Georg died in 1947 and was buried in the family cemetery on the property.
This week, as we are approaching the end of 2020, Amy invited us to share some of the precious moments we have had, before or during the pandemic.
I love travel. I know I won’t return to many places I had been and always treasure the experiences of being there and seeing those places. Yet if I must choose between travel and spend time with family and friends, I choose the latter. It is the relationship that makes the moments precious.
Our family photo which was taken in 2006. One young girl on the left got married a few years ago and now has a baby daughter. The other one on the left just got married last month. The three little ones are in college. Lynton’s dad, second from the right, died 12 years ago.
Eight years ago, we took our family trip to China and stopped by Hong Kong to see my family. Seven of us were in the middle of this photo, with my siblings and their families on the left and right sides. Will’s mom (behind Will, in green) died three years after the trip. My sister, third from right, died last year when we were in Hong Kong for my nephew’s wedding.
This is a group of my lovely lady friends celebrating Christmas in 2019. We missed each other tremendously.
“The most beautiful discovery true friends make is that they can grow separately without growing apart.” — Elisabeth Foley
Many of my friends and I were in this chorale last year singing in the annual performance of Messiah. The past weekend would have been the usual schedule for the performance. It didn’t happen this year.
“A man travels the world over in search of what he needs and returns home to find it.” – George Moore
This precious photo was taken with my daughter Mercy and granddaughter Autumn last year. We cancelled our trip this year because the Covid cases were worse than when it started.
This week I present another of my favorite Christmas music/dance/movie
Irving Berlin’s White Christmas, October 1954

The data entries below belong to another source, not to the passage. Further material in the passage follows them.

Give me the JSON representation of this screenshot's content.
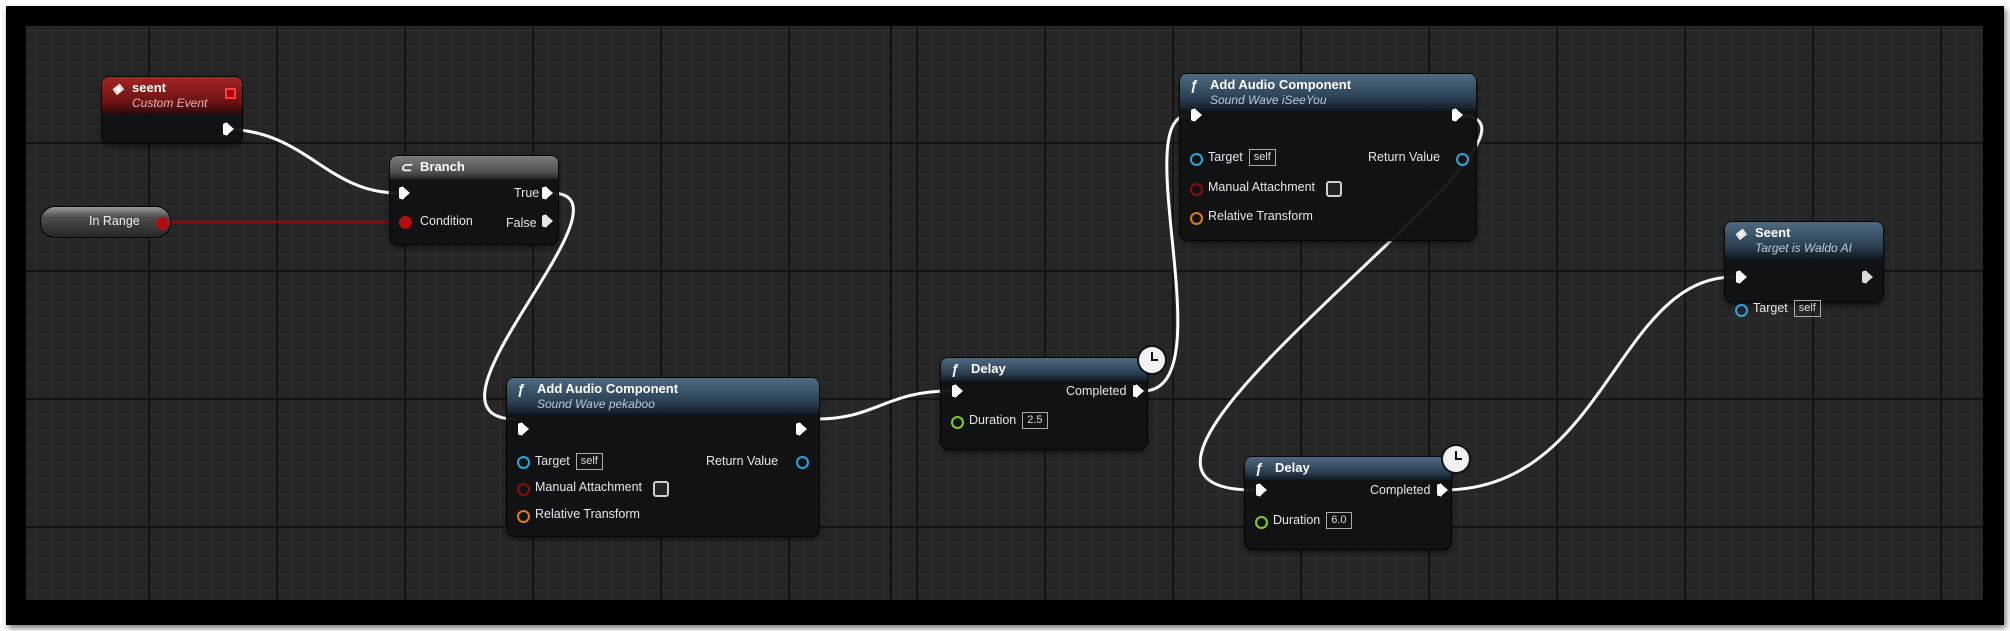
{
  "nodes": {
    "seent_event": {
      "title": "seent",
      "subtitle": "Custom Event"
    },
    "in_range": {
      "label": "In Range"
    },
    "branch": {
      "title": "Branch",
      "condition": "Condition",
      "true_label": "True",
      "false_label": "False"
    },
    "add_audio_1": {
      "title": "Add Audio Component",
      "subtitle": "Sound Wave pekaboo",
      "target": "Target",
      "target_value": "self",
      "return_value": "Return Value",
      "manual_attachment": "Manual Attachment",
      "relative_transform": "Relative Transform"
    },
    "delay_1": {
      "title": "Delay",
      "completed": "Completed",
      "duration": "Duration",
      "duration_value": "2.5"
    },
    "add_audio_2": {
      "title": "Add Audio Component",
      "subtitle": "Sound Wave iSeeYou",
      "target": "Target",
      "target_value": "self",
      "return_value": "Return Value",
      "manual_attachment": "Manual Attachment",
      "relative_transform": "Relative Transform"
    },
    "delay_2": {
      "title": "Delay",
      "completed": "Completed",
      "duration": "Duration",
      "duration_value": "6.0"
    },
    "seent_call": {
      "title": "Seent",
      "subtitle": "Target is Waldo AI",
      "target": "Target",
      "target_value": "self"
    }
  },
  "icons": {
    "event": "diamond-event-icon",
    "function": "function-f-icon",
    "branch": "branch-icon",
    "latent": "clock-icon"
  },
  "colors": {
    "event_header": "#8b1a1a",
    "function_header": "#3e5a72",
    "object_pin": "#2ea4dc",
    "bool_pin": "#8a0c0c",
    "struct_pin": "#e07a12",
    "float_pin": "#83cc20",
    "exec_wire": "#ffffff",
    "bool_wire": "#8a0c0c"
  }
}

Having left the Army following W.W.II, Bob Wallace (Bing Crosby) and Phil Davis (Danny Kaye) team up to become a top song-and-dance act. Davis plays matchmaker and introduces Wallace to a pair of beautiful sisters (Rosemary Clooney) and Judy Haynes (Vera-Ellen) who also have a song-and-dance act. When Betty and Judy travel to a Vermont lodge to perform a Christmas show, Wallace and Davis follow, only to find their former commander, General Waverly, as the lodge owner, who, they learn, is having financial difficulties; his quaint country inn is failing. So, what’s the foursome to do but plan a yuletide miracle: a fun-filled musical extravaganza that’s sure to put Waverly and his business in the black!
The Story Behind “White Christmas”
The White Christmas first aired during the Kraft Music Hall radio show December 25, 1941. Then-host, Bing Crosby, crooned the carol which is special at the time. Pearl Harbor had been attacked just a few weeks before.
It turns out, the song has a sad back story too. It was written by Irving Berlin, a Russian-born immigrant who did not celebrate Christmas, as he was Jewish.
Berlin’s three-week-old son had died on Christmas day in 1928, so every year on December 25, he and his wife visited their baby’s grave.
He wrote “White Christmas” for a musical that eventually morphed into the movie Holiday Inn and ended up winning an Academy Award for the song. In 1954, it became the title track of another Bing Crosby Christmas musical, White Christmas.
Crosby’s rendition quickly became an American favorite. It was constantly requested by troops during Bing’s USO appearances overseas, which gave the singer some mixed feelings. He didn’t want to come that far to make them sad. For this reason, several times he tried to cut it out of the show, but these guys just hollered for it. Clearly, they identified with the wistful lyrics about holidays at home. Since then, “White Christmas” has been an all-time favorite.